Public procurement: Commission welcomes adoption of modernising legislation
The European Commission has welcomed the definitive adoption by the EU's Council of Ministers and the European Parliament of the legislative package simplifying and modernising the public procurement Directives and adapting them to modern administrative needs. The Council has formally endorsed the text agreed in December 2003 in a conciliation procedure between its representatives and those of the Parliament (see IP/03/1649). The Parliament formally approved the conciliation text at its plenary session in Brussels on 29th January. The Directives, some of which were adopted in the 1970s and last updated in the early 1990s, impose EU-wide competitive tendering for public contracts above a certain value, transparency and equal treatment for all tenderers to ensure that the contract is awarded to the tender offering best value for money. The package of amendments was proposed by the Commission in May 2000 (see IP/00/461). It will reduce red tape, set out clearly, on the basis of European Court of Justice case-law, how social and environmental criteria can be applied in awarding contracts and ensure that contracting authorities and bidders can save time and money by using new technology to manage the tendering process. The amended Directives will shortly be published in the EU's Official Journal and will then need to be written into national law within 21 months of publication.
Internal Market Commissioner Frits Bolkestein said: "These reforms of public procurement rules are crucial for Europe's competitiveness. The modernisation introduced by the legislative package will help build on the already huge savings the existing Directives have delivered. The package brings in simplifications and changes that those at the sharp end contracting authorities and bidders - have asked for. Taxpayers will win twice. Electronic procurement and simpler procedures will bring administrative costs down. And more cross-border competition for contracts will cut prices."
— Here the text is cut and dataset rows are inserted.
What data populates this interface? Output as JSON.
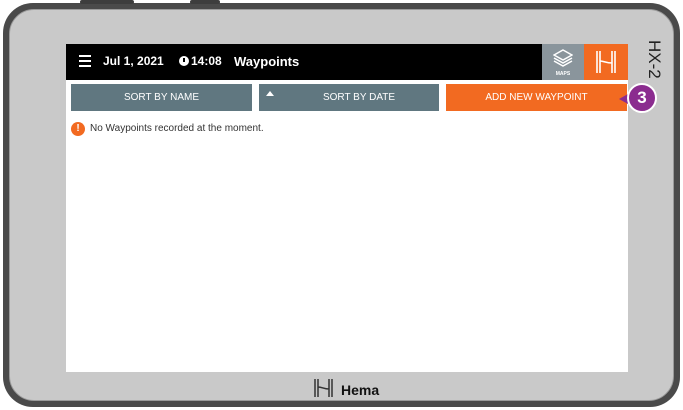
{
  "topbar": {
    "date": "Jul 1, 2021",
    "time": "14:08",
    "title": "Waypoints",
    "maps_label": "MAPS"
  },
  "toolbar": {
    "sort_by_name": "SORT BY NAME",
    "sort_by_date": "SORT BY DATE",
    "add_waypoint": "ADD NEW WAYPOINT"
  },
  "message": {
    "icon": "!",
    "text": "No Waypoints recorded at the moment."
  },
  "annotation": {
    "callout_number": "3"
  },
  "device": {
    "model_label": "HX-2",
    "brand": "Hema"
  },
  "colors": {
    "accent": "#f26a21",
    "button_gray": "#607780",
    "callout": "#8b2c8f",
    "topbar": "#000000"
  },
  "icons": [
    "menu-icon",
    "clock-icon",
    "layers-icon",
    "hema-logo-icon",
    "sort-up-icon",
    "alert-icon"
  ]
}
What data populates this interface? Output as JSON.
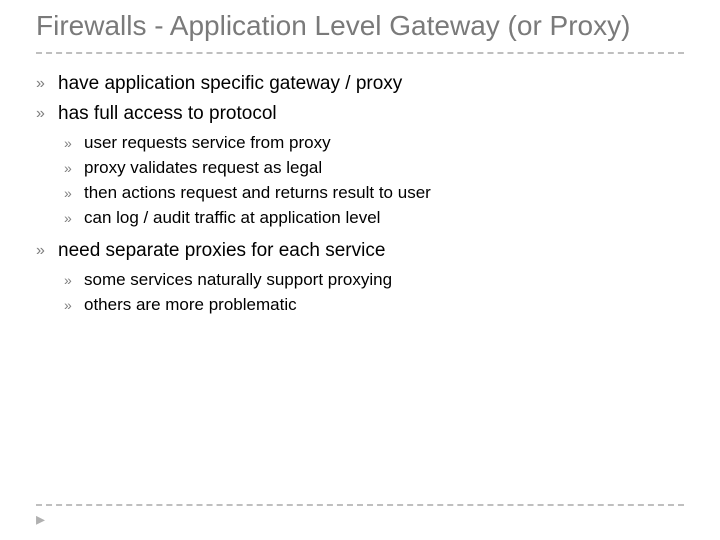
{
  "title": "Firewalls - Application Level Gateway (or Proxy)",
  "bullets": [
    {
      "text": "have application specific gateway / proxy"
    },
    {
      "text": "has full access to protocol",
      "sub": [
        "user requests service from proxy",
        "proxy validates request as legal",
        "then actions request and returns result to user",
        "can log / audit traffic at application level"
      ]
    },
    {
      "text": "need separate proxies for each service",
      "sub": [
        "some services naturally support proxying",
        "others are more problematic"
      ]
    }
  ]
}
Objectives of the legislative package
The legislative package, which was based on extensive consultations with contracting authorities and businesses, has two main objectives. The first is to simplify and clarify the existing Directives. The second is to adapt them to modern administrative needs, for example by facilitating electronic procurement and, for complex contracts, by introducing more scope for dialogue between contracting authorities and tenderers in order to determine contract conditions.
With the objective of enhancing transparency in the award process and of combating corruption and organised crime, the legislative package also includes measures designed to make for greater clarity in the criteria determining the award of the contract and the selection of tenderers.
A study published today by the Commission (see IP/04/149) shows that public procurement accounts for over 16% of the Union's GDP and that the existing public procurement Directives have increased cross-border competition and reduced by around 30% the prices paid by public authorities for goods and services. The study also provides evidence that the implementation of the measures in the new legislative package will deliver further gains.
The full texts of the legislative package as definitively adopted will be made available at: